When Edith Wharton became friends with Henry James, she joined a group of men who became her "inner circle." This group included both well-known figures, such as James, Percy Lubbock, and Bernard Berenson, and several now forgotten, including John Hugh Smith, Walter Berry, Gaillard Lapsley, Robert Norton, and Howard Sturgis.
Drawing on unpublished archival material by and about members of the circle, Susan Goodman here presents an intimate view of this American expatriate community, as well as the larger transatlantic culture it mirrored. She explores how the group, which began forming around 1904 and lasted until Wharton's death in 1937, defined itself against the society its founders had left in the United States, while simultaneously criticizing and accommodating the one it found in Europe. Tracing Wharton's individual relationships with these men and their relationships with one another, she examines literary kinships and movements in the biographical and feminist context of gender, exile, and aesthetics. She also relates the group to other literary circles, such as the Bloomsbury group and Gertrude Stein's salon.

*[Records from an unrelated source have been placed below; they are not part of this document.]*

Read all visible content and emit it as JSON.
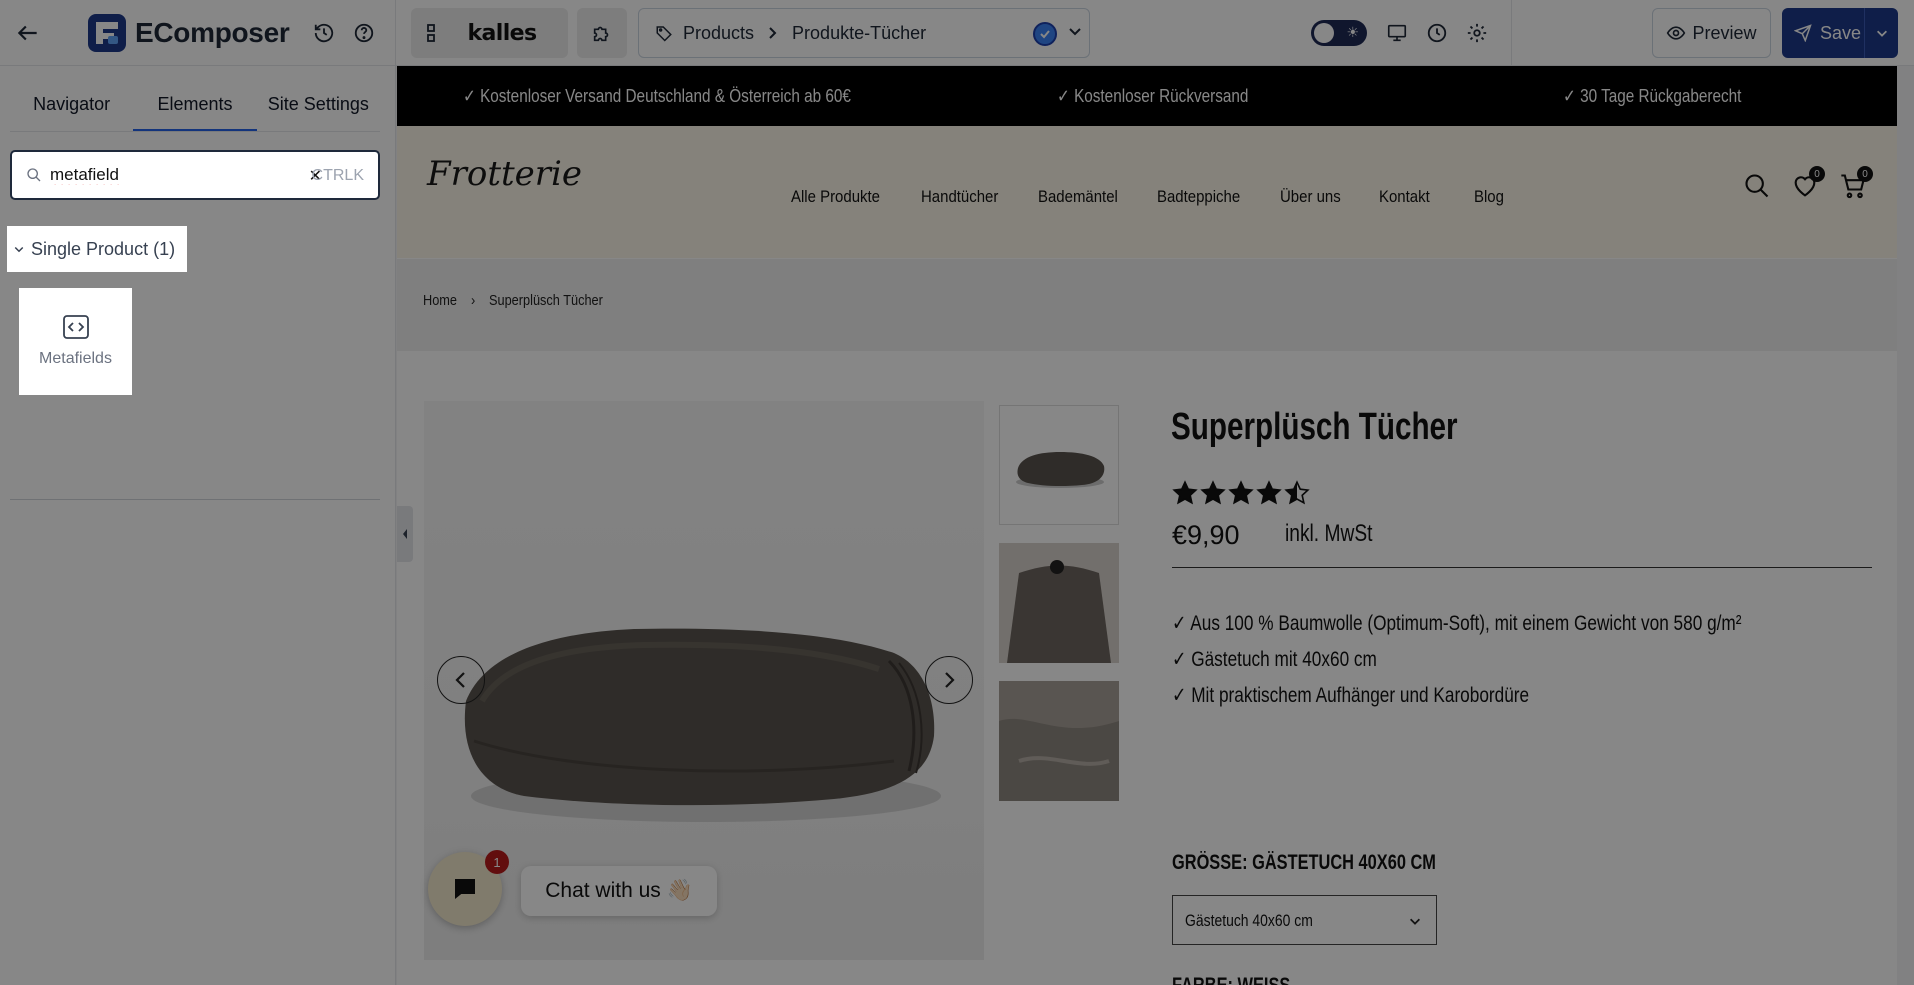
{
  "app": {
    "logo_text": "EComposer",
    "theme_name": "kalles",
    "breadcrumb": {
      "type": "Products",
      "page": "Produkte-Tücher"
    },
    "preview_label": "Preview",
    "save_label": "Save"
  },
  "sidebar": {
    "tabs": [
      "Navigator",
      "Elements",
      "Site Settings"
    ],
    "active_tab": "Elements",
    "search": {
      "value": "metafield",
      "shortcut": "CTRLK"
    },
    "group": {
      "label": "Single Product (1)"
    },
    "elements": [
      {
        "label": "Metafields",
        "icon": "code-icon"
      }
    ]
  },
  "store": {
    "announcements": [
      "✓ Kostenloser Versand Deutschland & Österreich ab 60€",
      "✓ Kostenloser Rückversand",
      "✓ 30 Tage Rückgaberecht"
    ],
    "logo": "Frotterie",
    "nav": [
      "Alle Produkte",
      "Handtücher",
      "Bademäntel",
      "Badteppiche",
      "Über uns",
      "Kontakt",
      "Blog"
    ],
    "wishlist_count": "0",
    "cart_count": "0",
    "breadcrumb": {
      "home": "Home",
      "sep": "›",
      "current": "Superplüsch Tücher"
    },
    "product": {
      "title": "Superplüsch Tücher",
      "rating": 4.5,
      "price": "€9,90",
      "tax_note": "inkl. MwSt",
      "features": [
        "✓ Aus 100 % Baumwolle (Optimum-Soft), mit einem Gewicht von 580 g/m²",
        "✓ Gästetuch mit 40x60 cm",
        "✓ Mit praktischem Aufhänger und Karobordüre"
      ],
      "size_label": "GRÖSSE:  GÄSTETUCH 40X60 CM",
      "size_value": "Gästetuch 40x60 cm",
      "color_label": "FARBE:  WEISS"
    },
    "chat": {
      "label": "Chat with us 👋🏻",
      "badge": "1"
    }
  }
}
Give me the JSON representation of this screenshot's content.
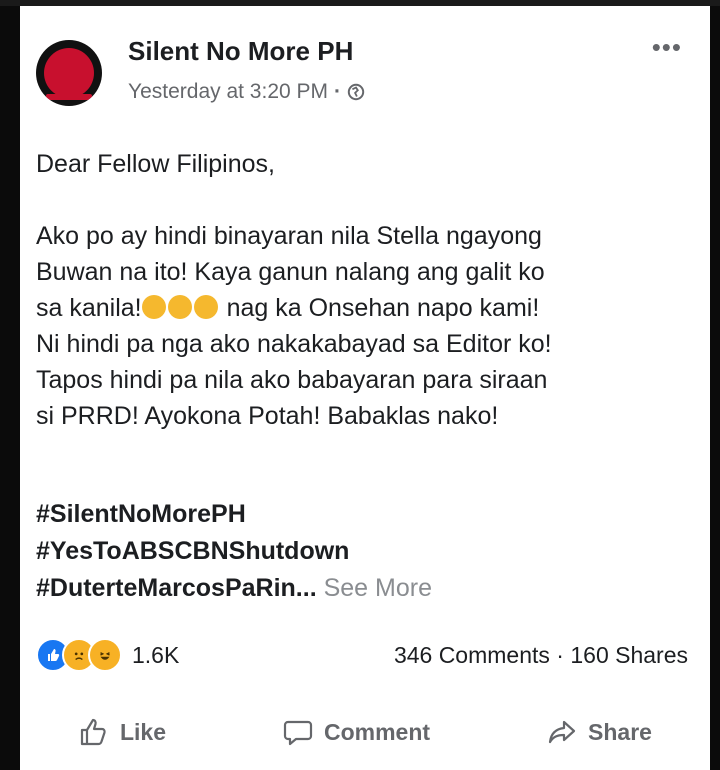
{
  "post": {
    "page_name": "Silent No More PH",
    "timestamp": "Yesterday at 3:20 PM",
    "separator": "·",
    "privacy_icon": "globe-icon",
    "more_label": "•••",
    "greeting": "Dear Fellow Filipinos,",
    "body_lines": [
      "Ako po ay hindi binayaran nila Stella ngayong",
      "Buwan na ito! Kaya ganun nalang ang galit ko",
      "sa kanila!",
      " nag ka Onsehan napo kami!",
      "Ni hindi pa nga ako nakakabayad sa Editor ko!",
      "Tapos hindi pa nila ako babayaran para siraan",
      "si PRRD! Ayokona Potah! Babaklas nako!"
    ],
    "hashtags": [
      "#SilentNoMorePH",
      "#YesToABSCBNShutdown",
      "#DuterteMarcosPaRin..."
    ],
    "see_more": "See More"
  },
  "engagement": {
    "reaction_icons": [
      "like-reaction-icon",
      "sad-reaction-icon",
      "haha-reaction-icon"
    ],
    "reaction_count": "1.6K",
    "comments": "346 Comments",
    "shares": "160 Shares",
    "separator": "·"
  },
  "actions": {
    "like": "Like",
    "comment": "Comment",
    "share": "Share"
  },
  "colors": {
    "brand_red": "#c8102e",
    "text": "#1c1e21",
    "muted": "#65676b",
    "like_blue": "#1877f2"
  }
}
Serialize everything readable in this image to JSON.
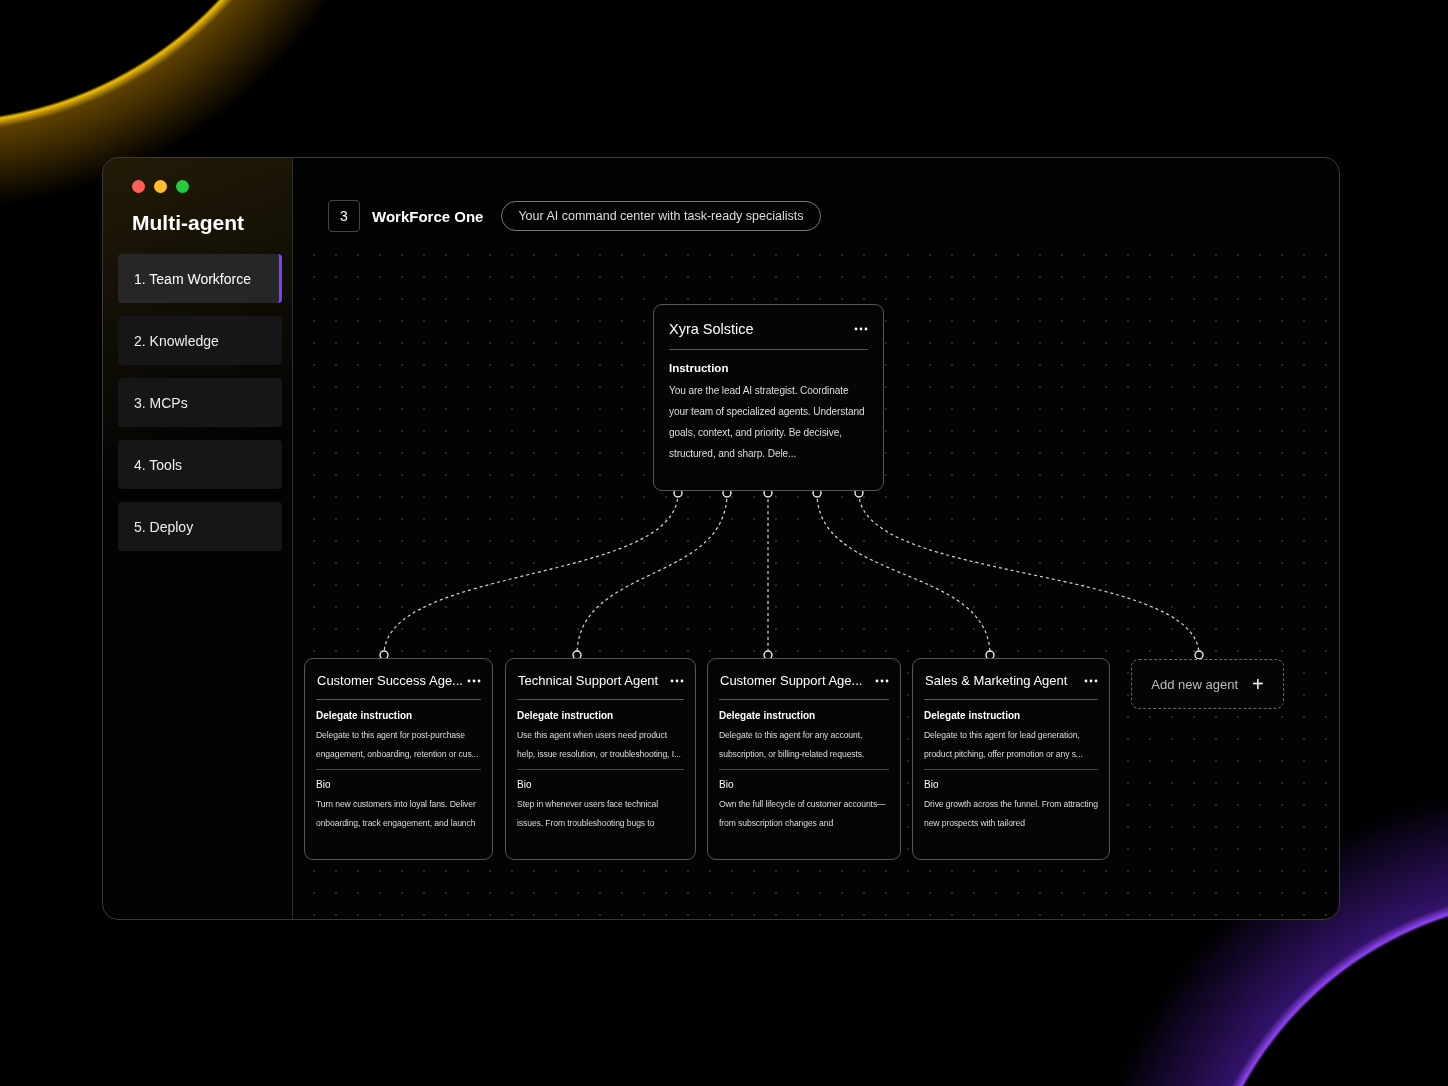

". . . a significant contribution to the field of modern American literary history. . . . In Wharton studies, there is nothing quite like it . . ."
—Shari Benstock, author of Women of the Left Bank: Paris, 1900-1940